▶ **Your instructions**
Retype the records below so that each one matches exactly.

Data entries:
**********

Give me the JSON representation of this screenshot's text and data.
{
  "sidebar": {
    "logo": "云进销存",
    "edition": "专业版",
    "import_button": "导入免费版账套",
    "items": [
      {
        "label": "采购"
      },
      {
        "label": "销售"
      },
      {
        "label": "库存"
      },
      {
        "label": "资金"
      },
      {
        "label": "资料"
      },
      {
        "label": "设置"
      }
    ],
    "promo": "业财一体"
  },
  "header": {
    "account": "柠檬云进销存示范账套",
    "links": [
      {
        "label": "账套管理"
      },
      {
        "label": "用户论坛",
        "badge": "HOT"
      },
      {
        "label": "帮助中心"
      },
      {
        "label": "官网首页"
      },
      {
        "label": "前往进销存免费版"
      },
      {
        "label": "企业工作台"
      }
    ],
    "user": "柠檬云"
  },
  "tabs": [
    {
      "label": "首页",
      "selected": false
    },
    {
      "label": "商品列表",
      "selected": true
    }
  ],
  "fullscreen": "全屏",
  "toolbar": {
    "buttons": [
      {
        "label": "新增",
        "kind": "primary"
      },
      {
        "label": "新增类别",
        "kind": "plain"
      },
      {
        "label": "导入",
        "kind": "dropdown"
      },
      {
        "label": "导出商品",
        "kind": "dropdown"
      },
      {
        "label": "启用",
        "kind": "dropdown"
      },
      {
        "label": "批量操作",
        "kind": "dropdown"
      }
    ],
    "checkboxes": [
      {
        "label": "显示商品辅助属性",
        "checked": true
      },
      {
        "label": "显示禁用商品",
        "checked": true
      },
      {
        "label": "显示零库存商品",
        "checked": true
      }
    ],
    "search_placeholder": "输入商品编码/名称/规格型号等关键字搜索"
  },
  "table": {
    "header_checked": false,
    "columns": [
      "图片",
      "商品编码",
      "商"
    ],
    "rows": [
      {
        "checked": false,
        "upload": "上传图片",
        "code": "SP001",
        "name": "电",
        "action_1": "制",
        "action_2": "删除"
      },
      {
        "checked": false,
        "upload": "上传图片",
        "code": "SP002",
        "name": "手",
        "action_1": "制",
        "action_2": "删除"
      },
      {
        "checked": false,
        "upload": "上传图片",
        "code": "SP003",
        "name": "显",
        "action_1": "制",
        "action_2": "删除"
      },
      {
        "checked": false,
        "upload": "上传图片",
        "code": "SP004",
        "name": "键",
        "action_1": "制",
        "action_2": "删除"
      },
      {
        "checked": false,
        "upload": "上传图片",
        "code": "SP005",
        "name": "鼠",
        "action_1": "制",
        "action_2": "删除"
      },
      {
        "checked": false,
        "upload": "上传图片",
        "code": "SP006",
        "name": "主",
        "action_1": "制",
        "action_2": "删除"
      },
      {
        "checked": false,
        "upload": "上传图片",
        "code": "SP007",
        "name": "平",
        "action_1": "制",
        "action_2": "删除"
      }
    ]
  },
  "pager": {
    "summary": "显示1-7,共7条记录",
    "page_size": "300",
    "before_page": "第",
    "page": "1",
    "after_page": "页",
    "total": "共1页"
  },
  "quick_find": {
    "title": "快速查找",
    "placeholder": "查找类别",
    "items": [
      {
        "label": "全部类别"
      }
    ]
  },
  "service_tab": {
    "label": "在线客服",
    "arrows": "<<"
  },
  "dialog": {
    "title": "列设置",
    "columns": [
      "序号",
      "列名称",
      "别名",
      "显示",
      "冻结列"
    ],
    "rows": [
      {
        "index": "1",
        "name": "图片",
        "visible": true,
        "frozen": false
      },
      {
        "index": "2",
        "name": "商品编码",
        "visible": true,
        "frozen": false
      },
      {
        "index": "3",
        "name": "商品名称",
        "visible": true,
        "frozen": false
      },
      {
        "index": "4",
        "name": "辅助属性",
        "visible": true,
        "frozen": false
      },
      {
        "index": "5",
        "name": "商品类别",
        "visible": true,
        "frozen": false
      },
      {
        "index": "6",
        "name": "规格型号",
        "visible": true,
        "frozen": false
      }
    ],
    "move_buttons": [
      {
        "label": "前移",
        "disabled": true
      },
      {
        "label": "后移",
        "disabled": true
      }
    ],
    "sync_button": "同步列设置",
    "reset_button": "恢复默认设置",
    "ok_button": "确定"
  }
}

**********

▶ **Reply to the task**
Give me the JSON representation of this screenshot's text and data.
{
  "sidebar": {
    "logo": "云进销存",
    "edition": "专业版",
    "import_button": "导入免费版账套",
    "items": [
      {
        "label": "采购"
      },
      {
        "label": "销售"
      },
      {
        "label": "库存"
      },
      {
        "label": "资金"
      },
      {
        "label": "资料"
      },
      {
        "label": "设置"
      }
    ],
    "promo": "业财一体"
  },
  "header": {
    "account": "柠檬云进销存示范账套",
    "links": [
      {
        "label": "账套管理"
      },
      {
        "label": "用户论坛",
        "badge": "HOT"
      },
      {
        "label": "帮助中心"
      },
      {
        "label": "官网首页"
      },
      {
        "label": "前往进销存免费版"
      },
      {
        "label": "企业工作台"
      }
    ],
    "user": "柠檬云"
  },
  "tabs": [
    {
      "label": "首页",
      "selected": false
    },
    {
      "label": "商品列表",
      "selected": true
    }
  ],
  "fullscreen": "全屏",
  "toolbar": {
    "buttons": [
      {
        "label": "新增",
        "kind": "primary"
      },
      {
        "label": "新增类别",
        "kind": "plain"
      },
      {
        "label": "导入",
        "kind": "dropdown"
      },
      {
        "label": "导出商品",
        "kind": "dropdown"
      },
      {
        "label": "启用",
        "kind": "dropdown"
      },
      {
        "label": "批量操作",
        "kind": "dropdown"
      }
    ],
    "checkboxes": [
      {
        "label": "显示商品辅助属性",
        "checked": true
      },
      {
        "label": "显示禁用商品",
        "checked": true
      },
      {
        "label": "显示零库存商品",
        "checked": true
      }
    ],
    "search_placeholder": "输入商品编码/名称/规格型号等关键字搜索"
  },
  "table": {
    "header_checked": false,
    "columns": [
      "图片",
      "商品编码",
      "商"
    ],
    "rows": [
      {
        "checked": false,
        "upload": "上传图片",
        "code": "SP001",
        "name": "电",
        "action_1": "制",
        "action_2": "删除"
      },
      {
        "checked": false,
        "upload": "上传图片",
        "code": "SP002",
        "name": "手",
        "action_1": "制",
        "action_2": "删除"
      },
      {
        "checked": false,
        "upload": "上传图片",
        "code": "SP003",
        "name": "显",
        "action_1": "制",
        "action_2": "删除"
      },
      {
        "checked": false,
        "upload": "上传图片",
        "code": "SP004",
        "name": "键",
        "action_1": "制",
        "action_2": "删除"
      },
      {
        "checked": false,
        "upload": "上传图片",
        "code": "SP005",
        "name": "鼠",
        "action_1": "制",
        "action_2": "删除"
      },
      {
        "checked": false,
        "upload": "上传图片",
        "code": "SP006",
        "name": "主",
        "action_1": "制",
        "action_2": "删除"
      },
      {
        "checked": false,
        "upload": "上传图片",
        "code": "SP007",
        "name": "平",
        "action_1": "制",
        "action_2": "删除"
      }
    ]
  },
  "pager": {
    "summary": "显示1-7,共7条记录",
    "page_size": "300",
    "before_page": "第",
    "page": "1",
    "after_page": "页",
    "total": "共1页"
  },
  "quick_find": {
    "title": "快速查找",
    "placeholder": "查找类别",
    "items": [
      {
        "label": "全部类别"
      }
    ]
  },
  "service_tab": {
    "label": "在线客服",
    "arrows": "<<"
  },
  "dialog": {
    "title": "列设置",
    "columns": [
      "序号",
      "列名称",
      "别名",
      "显示",
      "冻结列"
    ],
    "rows": [
      {
        "index": "1",
        "name": "图片",
        "visible": true,
        "frozen": false
      },
      {
        "index": "2",
        "name": "商品编码",
        "visible": true,
        "frozen": false
      },
      {
        "index": "3",
        "name": "商品名称",
        "visible": true,
        "frozen": false
      },
      {
        "index": "4",
        "name": "辅助属性",
        "visible": true,
        "frozen": false
      },
      {
        "index": "5",
        "name": "商品类别",
        "visible": true,
        "frozen": false
      },
      {
        "index": "6",
        "name": "规格型号",
        "visible": true,
        "frozen": false
      }
    ],
    "move_buttons": [
      {
        "label": "前移",
        "disabled": true
      },
      {
        "label": "后移",
        "disabled": true
      }
    ],
    "sync_button": "同步列设置",
    "reset_button": "恢复默认设置",
    "ok_button": "确定"
  }
}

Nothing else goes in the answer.